[1] Hudson. M. et al. The impact of rifaximin-α on non-elective hospital admission and attendance costs in UK patients with hepatic encephalopathy. Abstract 67307. International Society for Pharmacoeconomics and Outcomes Research (ISPOR) 19th Annual European Congress,
29 October-2 November 2016; Vienna, Austria.

[2] Patidar KR. et al. Covert hepatic encephalopathy is independently associated with poor survival and increased risk of hospitalization.
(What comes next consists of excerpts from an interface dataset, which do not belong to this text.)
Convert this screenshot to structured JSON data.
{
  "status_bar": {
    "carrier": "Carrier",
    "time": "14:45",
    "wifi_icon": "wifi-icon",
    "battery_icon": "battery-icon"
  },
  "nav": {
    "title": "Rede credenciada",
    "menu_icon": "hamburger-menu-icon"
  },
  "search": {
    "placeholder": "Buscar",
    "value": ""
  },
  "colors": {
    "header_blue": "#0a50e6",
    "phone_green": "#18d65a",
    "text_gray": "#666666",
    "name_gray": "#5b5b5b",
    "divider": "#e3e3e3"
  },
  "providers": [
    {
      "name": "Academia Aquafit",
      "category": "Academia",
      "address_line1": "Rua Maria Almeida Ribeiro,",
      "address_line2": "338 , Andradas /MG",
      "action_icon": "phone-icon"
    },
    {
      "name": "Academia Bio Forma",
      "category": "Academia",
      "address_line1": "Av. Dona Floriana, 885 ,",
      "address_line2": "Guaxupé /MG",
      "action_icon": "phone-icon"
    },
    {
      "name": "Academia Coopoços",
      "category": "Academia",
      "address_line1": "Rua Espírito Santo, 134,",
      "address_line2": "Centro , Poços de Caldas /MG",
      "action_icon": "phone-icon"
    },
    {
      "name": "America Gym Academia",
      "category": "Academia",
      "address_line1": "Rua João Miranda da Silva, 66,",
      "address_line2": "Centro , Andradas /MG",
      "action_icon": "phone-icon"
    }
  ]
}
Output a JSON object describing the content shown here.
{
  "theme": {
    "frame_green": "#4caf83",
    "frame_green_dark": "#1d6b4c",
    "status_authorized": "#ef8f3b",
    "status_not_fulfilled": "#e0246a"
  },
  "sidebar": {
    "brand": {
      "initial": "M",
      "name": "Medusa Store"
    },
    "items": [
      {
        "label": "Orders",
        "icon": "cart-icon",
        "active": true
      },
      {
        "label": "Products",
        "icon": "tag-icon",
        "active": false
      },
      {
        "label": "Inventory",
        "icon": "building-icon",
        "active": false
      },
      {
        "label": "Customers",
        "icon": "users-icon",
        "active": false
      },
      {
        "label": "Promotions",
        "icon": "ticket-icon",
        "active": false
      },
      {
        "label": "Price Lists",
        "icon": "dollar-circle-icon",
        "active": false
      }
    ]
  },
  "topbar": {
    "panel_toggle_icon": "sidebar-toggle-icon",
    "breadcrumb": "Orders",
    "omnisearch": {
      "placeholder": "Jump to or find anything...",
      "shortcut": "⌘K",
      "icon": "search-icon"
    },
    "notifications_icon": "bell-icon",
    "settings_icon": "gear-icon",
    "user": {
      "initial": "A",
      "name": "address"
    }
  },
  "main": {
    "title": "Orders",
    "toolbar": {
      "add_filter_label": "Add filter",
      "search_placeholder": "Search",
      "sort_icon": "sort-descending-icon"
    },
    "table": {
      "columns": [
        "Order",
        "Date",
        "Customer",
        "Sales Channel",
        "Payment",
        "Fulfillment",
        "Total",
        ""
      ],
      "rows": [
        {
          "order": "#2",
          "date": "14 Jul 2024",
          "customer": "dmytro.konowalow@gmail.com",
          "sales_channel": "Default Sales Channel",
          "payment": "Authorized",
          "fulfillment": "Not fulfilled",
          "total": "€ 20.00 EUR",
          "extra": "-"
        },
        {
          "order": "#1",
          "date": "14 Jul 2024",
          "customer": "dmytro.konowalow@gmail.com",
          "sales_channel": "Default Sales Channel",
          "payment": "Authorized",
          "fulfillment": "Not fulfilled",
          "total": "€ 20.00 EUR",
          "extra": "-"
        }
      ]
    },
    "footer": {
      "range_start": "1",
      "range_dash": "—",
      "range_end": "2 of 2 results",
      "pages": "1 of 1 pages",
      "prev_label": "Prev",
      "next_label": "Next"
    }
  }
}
Am J Gastroenterol. 2014. 109. 1757-63.

[3] Fleming K M. et al. Incidence and prevalence of cirrhosis in the United Kingdom, 1992-2001: A general population-based study. Journal of Hepatology 49 (2008) 732-738.

[4] Hudson. M. et al. Poster presented at the International Society for Pharmacoeconomics and Outcomes Research (ISPOR) 19th Annual European Congress, 29 October-2 November 2016; Vienna, Austria. Poster number PGI10.

[5] Morgan M. Chapter 8: Hepatic Encephalopathy in Patients with Cirrhosis. In: Dooley JS, Lok A, Burroughs A, Heathcote J, editors. Sherlock's Diseases of the Liver and Biliary System. 12th ed: Blackwell Publishing Ltd; 2011.

[6] Poordad F. Review article: the burden of hepatic encephalopathy, Aliment Pharmacol Ther 2006;25 (S1):3-9.

[7] Mullen KD. Review of the final report of the 1998 Working Party on definition, nomenclature and diagnosis of hepatic encephalopathy. Aliment Pharmacol Ther. 2007 Feb;25 Suppl 1:11-6.